The Abenaki Band Council of Odanak, a Canadian tribe, is demanding compensation from Ben & Jerry’s for itself and the Abenaki of Wolinak, another Canadian tribe, according to Newsweek. The Vermont-based Nulhegan Band of the Coosuk Abenaki Nation told the outlet last week that it would be interested in taking back the land used for Ben & Jerry’s Vermont headquarters. (RELATED: Ben & Jerry’s Parent Company Silent On Whether It Will Return ‘Stolen Indigenous Land’ To Native Tribes)

Ben & Jerry’s tweeted on July 4th about how America was founded on “stolen Indigenous land” and linked to a petition calling for Mount Rushmore to be given back to the Lakota tribe in South Dakota.

“This 4th of July, it’s high time we recognize that the US exists on stolen Indigenous land and commit to returning it. Learn more and take action now,” the ice cream brand tweeted.

Ben & Jerry’s land sits on territory formerly held by Abenaki tribes, reviving a dispute between the tribes about who can rightfully claim indigenous heritage, Newsweek reported. Odanak Abenanki believes the Vermont-based Abenaki tribes have no proof of native ancestry and should not be able to claim Ben & Jerry’s land.

“However, it’s important to remember that Odanak and Wôlinak are the only two officially recognized Abenaki communities. It is therefore essential that compensation is not distributed among self-proclaimed Abenaki groups,” Odanak Abenaki said following a council meeting on Monday, according to Newsweek.

Vermont officially recognizes the Abenaki ancestry of Nulhegan and other tribes that held territory in the surrounding area, its state website says.
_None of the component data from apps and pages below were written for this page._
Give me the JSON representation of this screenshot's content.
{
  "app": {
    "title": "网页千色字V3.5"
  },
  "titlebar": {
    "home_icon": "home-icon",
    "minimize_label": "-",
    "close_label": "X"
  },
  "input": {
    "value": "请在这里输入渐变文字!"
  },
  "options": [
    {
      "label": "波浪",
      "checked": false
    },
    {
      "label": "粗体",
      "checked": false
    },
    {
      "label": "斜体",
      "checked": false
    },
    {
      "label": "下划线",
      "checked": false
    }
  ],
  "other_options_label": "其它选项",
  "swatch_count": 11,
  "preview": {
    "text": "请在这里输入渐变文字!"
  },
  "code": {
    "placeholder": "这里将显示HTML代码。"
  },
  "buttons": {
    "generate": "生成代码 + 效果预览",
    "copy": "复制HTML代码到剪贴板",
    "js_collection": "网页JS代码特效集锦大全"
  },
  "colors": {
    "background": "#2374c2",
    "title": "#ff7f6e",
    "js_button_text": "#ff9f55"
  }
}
The Abenaki Alliance representing the Vermont tribes told Newsweek the tribes met state criteria for recognition.

A spokesperson for the Abenaki Alliance also told the outlet it was “unfortunate that a legal entity outside of the United States would insert itself into another country’s conversation for political and financial gain,” while denying that the Vermont tribes were trying to make a profit.

Ben & Jerry’s did not immediately respond to a request for comment. The company has not publicly addressed its tweet and whether it will return its land to native tribes.